Celebrating Canada Day with TessTubeBaby’s “Hey There, Beaver!”

This is awesome. Tess Paras (TessTubeBaby on YouTube and @TessParas on Twitter) made this video to celebrate today’s Canada Day, chock full of Canada’s “most notable” contributions to the world… except for ketchup chips. For shame, Tess, for not including our country’s most beloved chip flavour! For shame!

I'm not saying I've paid people to serve as a potato chip mule for me when they travel across the border. I'm also not saying I haven't.
I’m not saying I’ve paid people to serve as a potato chip mule for me when they travel across the border. I’m also not saying I haven’t.

That oversight aside, this video is such an improvement over the original!

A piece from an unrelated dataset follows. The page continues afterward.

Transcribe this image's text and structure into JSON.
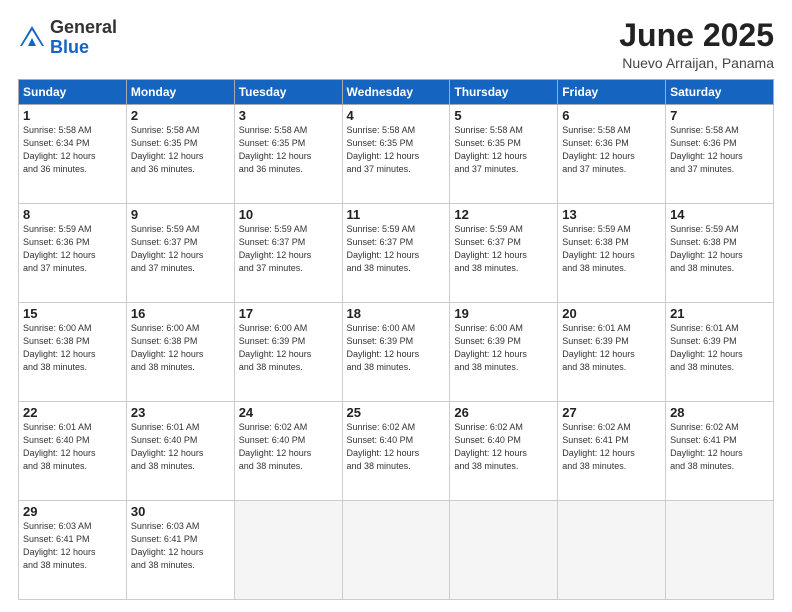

Happy Canada Day, everyone!

British Columbia apologizes to Chinese Canadian community for historic wrongs

BC Premiere Christy Clark introduces a bill that offers formal apology from the province of British Columbia to its Chinese Canadian community for a history of racist laws.
Premier Christy Clark introduces a bill that offers formal apology from the province of British Columbia to its Chinese Canadian community for a history of racist laws.

(H/T Angry Asian Man)

Last Thursday, British Columbia premier Christy Clark introduced a bill to the provincial parliament offering an apology for the province’s contribution to more than a century of historic legislation enacted against the province’s Chinese Canadian community. (For Americans: the premier of a province is the political leader of that province, somewhat equivalent to American governors; one of the main differences is that they hold a seat in the province’s Legislative Assembly and are usually the leader of the political party that holds the majority of seats therein.)

While Americans are familiar with the history of federal and state-level laws that were passed in this country targeting Chinese American immigrants, they may be less aware that most of those same laws and ordinances have Canadian counterparts.

Continue reading “British Columbia apologizes to Chinese Canadian community for historic wrongs”

Canada cancels investor visas: modern Chinese Exclusion, or a sign that Canadian citizenship isn’t for sale?

A boy holds up Chinese and Canadian flags (photo credit: Vancouver Sun)
A boy holds up Chinese and Canadian flags (photo credit: Vancouver Sun)

Although most avenues of legal citizenship to North America involves skill- or job-based visas, one of the lesser-known avenues of immigration to Canada and the US involves visas that are informally referred to as investor visas (a class that I was unaware existed until today). In brief, wealthy foreign nationals — those with a net worth in the millions — have the option to apply for a special visa status if they agree to loan the American government $500,000 (or, $800,000 if you’re trying to immigrate to Canada) for a fixed period; in return, these “investor nationals” are granted permanent residency with an option to apply for citizenship.

Or, in other words, for wealthy foreigners, American and Canadian citizenship is for sale, and the cost is a paltry half a million dollars. Or, rather it’s actually free — the money is returned to the visa holder (interest-free) after three to five years.

Continue reading “Canada cancels investor visas: modern Chinese Exclusion, or a sign that Canadian citizenship isn’t for sale?”